Saint Valentine's Day, commonly shortened to Valentine's Day, is an annual commemoration held on February 14 celebrating love and affection between intimate companions. The day is named after one or more early Christian martyrs named Saint Valentine, and was established by Pope Gelasius I in 496 AD. It was deleted from the General Roman Calendar of saints in 1969 by Pope Paul VI. It is traditionally a day on which lovers express their love for each other by presenting flowers, offering confectionery, and sending greeting cards (known as "valentines"). The day first became associated with romantic love in the circle of Geoffrey Chaucer in the High Middle Ages, when the tradition of courtly love flourished. Modern Valentine's Day symbols include the heart-shaped outline, doves, and the figure of the winged Cupid. Since the 19th century, handwritten valentines have given way to mass-produced greeting cards.
- For this was on seynt Volantynys day
Whan euery bryd comyth there to chese his make.
- To-morrow is Saint Valentine's day,
All in the morning betime,
And I a maid at your window,
To be your Valentine.
Then up he rose, and donn'd his clothes,
And dupp'd the chamber-door;
Let in the maid, that out a maid
Never departed more.
- Saint Valentine is past;
Begin these wood-birds but to couple now?
- Hayle Bishop Valentine whose day this is
All the Ayre is thy Diocese
And all the chirping Queristers
And other birds ar thy parishioners
Thou marryest every yeare
The Lyrick Lark, and the graue whispering Doue,
The Sparrow that neglects his life for loue,
The houshold bird with the redd stomacher
Thou makst the Blackbird speede as soone,
As doth the Goldfinch, or the Halcyon
The Husband Cock lookes out and soone is spedd
And meets his wife, which brings her feather-bed.
This day more cheerfully than ever shine
This day which might inflame thy selfe old Valentine.
- John Donne, Epithalamion Vpon Frederick Count Palatine and the Lady Elizabeth marryed on St. Valentines day.
- The rose is red, the violet's blue
The honey's sweet, and so are you.
Thou are my love and I am thine;
I drew thee to my Valentine.
The lot was cast and then I drew;
And Fortune said it shou'd be you.
- as printed in Gammer Gurton's Garland (London, 1784).
Hoyt's New Cyclopedia Of Practical Quotations

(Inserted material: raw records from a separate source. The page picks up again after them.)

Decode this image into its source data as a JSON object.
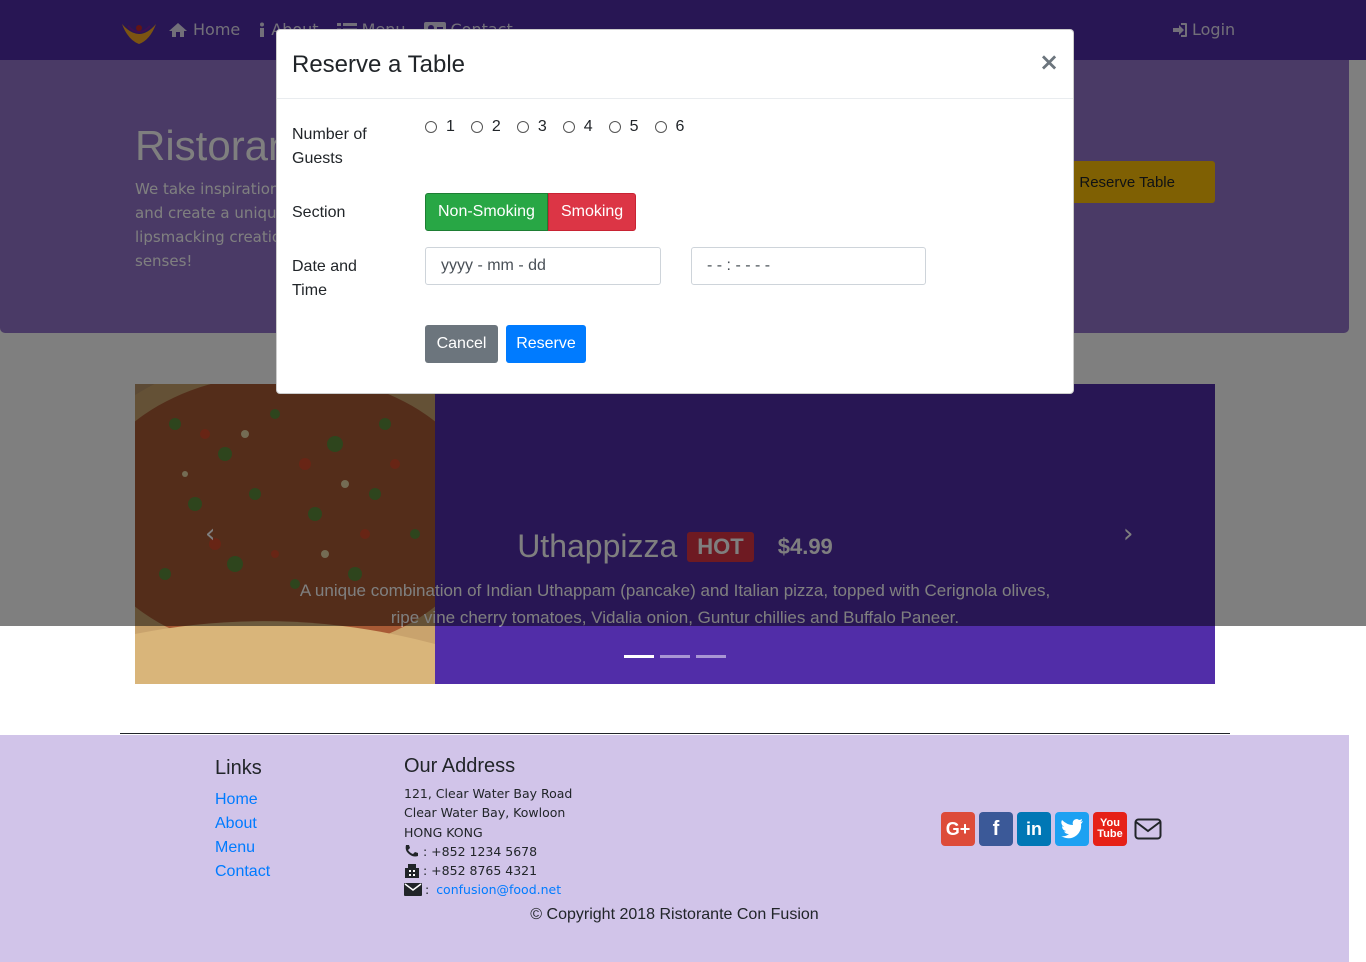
{
  "nav": {
    "items": [
      {
        "label": "Home",
        "icon": "home-icon"
      },
      {
        "label": "About",
        "icon": "info-icon"
      },
      {
        "label": "Menu",
        "icon": "list-icon"
      },
      {
        "label": "Contact",
        "icon": "address-card-icon"
      }
    ],
    "login": "Login"
  },
  "jumbotron": {
    "title": "Ristorante Con Fusion",
    "text": "We take inspiration from the World's best cuisines, and create a unique fusion experience. Our lipsmacking creations will tickle your culinary senses!",
    "reserve_button": "Reserve Table"
  },
  "carousel": {
    "title": "Uthappizza",
    "badge": "HOT",
    "price": "$4.99",
    "description": "A unique combination of Indian Uthappam (pancake) and Italian pizza, topped with Cerignola olives, ripe vine cherry tomatoes, Vidalia onion, Guntur chillies and Buffalo Paneer.",
    "prev": "‹",
    "next": "›"
  },
  "modal": {
    "title": "Reserve a Table",
    "close": "×",
    "guests_label": "Number of Guests",
    "guests_options": [
      "1",
      "2",
      "3",
      "4",
      "5",
      "6"
    ],
    "section_label": "Section",
    "section_options": [
      "Non-Smoking",
      "Smoking"
    ],
    "datetime_label": "Date and Time",
    "date_placeholder": "yyyy - mm - dd",
    "time_placeholder": "- - : - -   - -",
    "cancel": "Cancel",
    "reserve": "Reserve"
  },
  "footer": {
    "links_title": "Links",
    "links": [
      "Home",
      "About",
      "Menu",
      "Contact"
    ],
    "address_title": "Our Address",
    "address": [
      "121, Clear Water Bay Road",
      "Clear Water Bay, Kowloon",
      "HONG KONG"
    ],
    "phone": ": +852 1234 5678",
    "fax": ": +852 8765 4321",
    "email": "confusion@food.net",
    "copyright": "© Copyright 2018 Ristorante Con Fusion"
  },
  "colors": {
    "primary": "#512DA8",
    "jumbotron": "#9575CD",
    "footer": "#D1C4E9",
    "warning": "#FFC107",
    "success": "#28a745",
    "danger": "#dc3545",
    "link": "#007bff"
  }
}
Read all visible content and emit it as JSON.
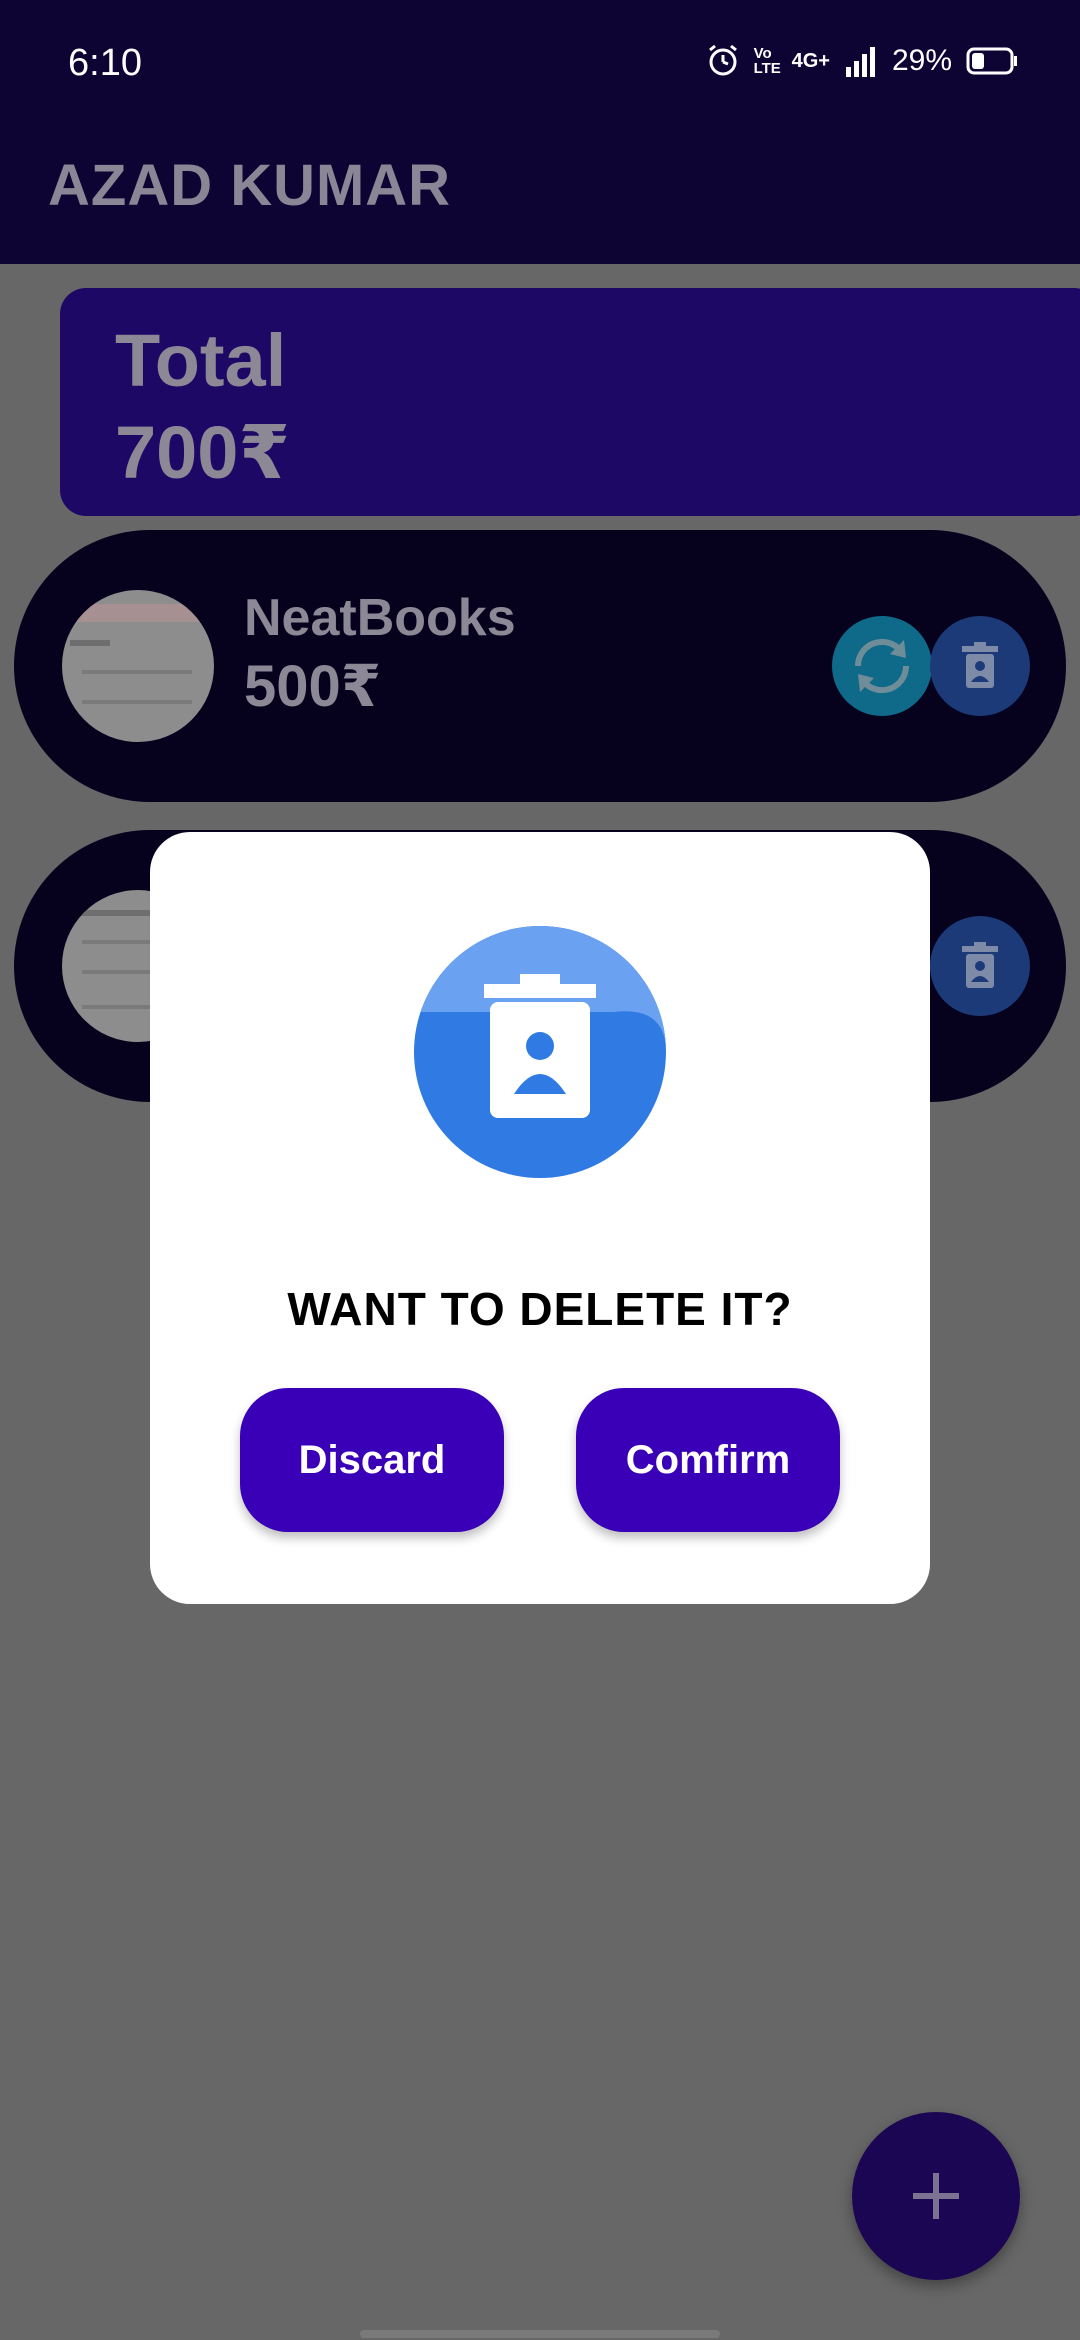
{
  "status_bar": {
    "time": "6:10",
    "network": "4G+",
    "volte": "Vo LTE",
    "battery": "29%",
    "icons": [
      "alarm-icon",
      "volte-icon",
      "signal-icon",
      "battery-icon"
    ]
  },
  "app_bar": {
    "title": "AZAD KUMAR"
  },
  "total_card": {
    "label": "Total",
    "value": "700₹"
  },
  "items": [
    {
      "name": "NeatBooks",
      "amount": "500₹"
    },
    {
      "name": "",
      "amount": ""
    }
  ],
  "dialog": {
    "title": "WANT TO DELETE IT?",
    "discard_label": "Discard",
    "confirm_label": "Comfirm",
    "icon": "delete-contact-icon"
  },
  "fab": {
    "icon": "plus-icon"
  },
  "colors": {
    "app_bar": "#0d0433",
    "card": "#1d0865",
    "list_item": "#06021e",
    "button": "#3a00b8",
    "dialog_icon": "#2f7be3",
    "scrim": "#676767"
  }
}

- Quotes reported in Hoyt's New Cyclopedia Of Practical Quotations (1922), p. 828-29.
- On paper curiously shaped
Scribblers to-day of every sort,
In verses Valentines yclep'd,

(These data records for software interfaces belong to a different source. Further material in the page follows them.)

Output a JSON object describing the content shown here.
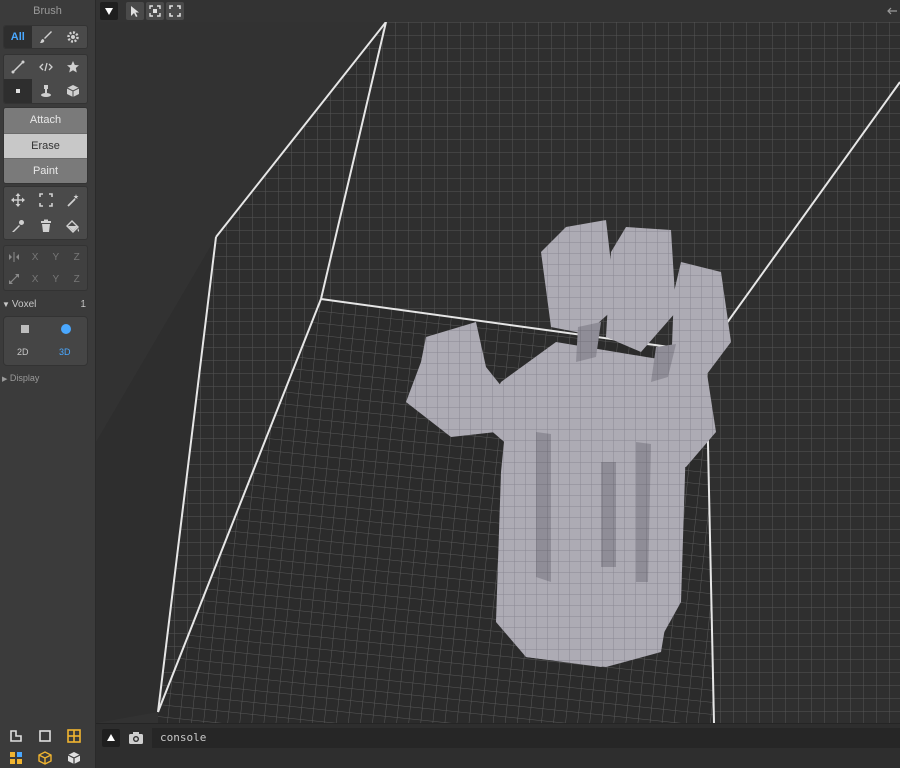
{
  "sidebar": {
    "title": "Brush",
    "tabs": {
      "all": "All",
      "brush_icon": "brush-icon",
      "gear_icon": "gear-icon"
    },
    "modes": [
      "Attach",
      "Erase",
      "Paint"
    ],
    "selected_mode": "Erase",
    "axis_labels": [
      "X",
      "Y",
      "Z"
    ],
    "voxel_label": "Voxel",
    "voxel_value": "1",
    "dim_2d": "2D",
    "dim_3d": "3D",
    "display_label": "Display"
  },
  "console": {
    "placeholder": "console"
  },
  "colors": {
    "accent": "#4aa8ff",
    "voxel": "#a9a7b0",
    "grid_line": "#5a5a5a",
    "edge": "#e6e6e6",
    "icon_yellow": "#f0b430"
  }
}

To Venus chime their annual court.
I too will swell the motley throng,
And greet the all auspicious day,
Whose privilege permits my song
My love thus secret to convey.
- Henry G. Bohn, MS. From his Dictionary of Poetical Quotations, Valentines.
- Muse, bid the Morn awake!
Sad Winter now declines,
Each bird doth choose a mate;
This day's Saint Valentine's.
For that good bishop's sake
Get up and let us see
What beauty it shall be
That Fortune us assigns.
- Michael Drayton, Additional Odes, To his Valentine.
- Oft have I heard both youths and virgins say,
Birds chuse their mates and couple too this day:
But by their flight I never can devine
When I shall couple with my valentine.
- Robert Herrick, To his Valentine, on St. Valentine's Day.
- No popular respect will I omit
To do the honour on this happy day,
When every loyal lover tasks his wit
His simple truth in studious rhymes to pay,
And to his mistress dear his hopes convey.
Rather thou knowest I would still outrun
All calendars with Love's whose date alway
Thy bright eyes govern better than the Sun,—
For with thy favour was my life begun,
And still I reckon on from smiles to smiles,
And not by summers, for I thrive on none
But those thy cheerful countenance compiles;
Oh! if it be to choose and call thee mine,
Love, thou art every day my Valentine!
- Thomas Hood, Sonnet, For the 14th of February.
- Oh, cruel heart! ere these posthumous papers
Have met thine eyes, I shall be out of breath;
Those cruel eyes, like two funereal tapers,
Have only lighted me the way to death.
Perchance thou wilt extinguish them in vapours,
When I am gone, and green grass covereth
Thy lover, lost; but it will be in vain—
It will not bring the vital spark again.
- Thomas Hood, A Valentine.
- Hail to thy returning festival, old Bishop Valentine! Great is thy name in the rubric, Thou venerable arch flamen of Hymen. * * * Like unto thee, assuredly, there is no other mitred father in the calendar.
- Charles Lamb, Essays, Valentine's Day.
- Apollo has peeped through the shutter,
And awaken'd the witty and fair;
The boarding-school belle's in a flutter,
The twopenny post's in despair;
The breath of the morning is flinging
A magic on blossom and spray,
And cockneys and sparrows are singing
In chorus on Valentine's day.
- Winthrop Mackworth Praed, Song for 14th of February.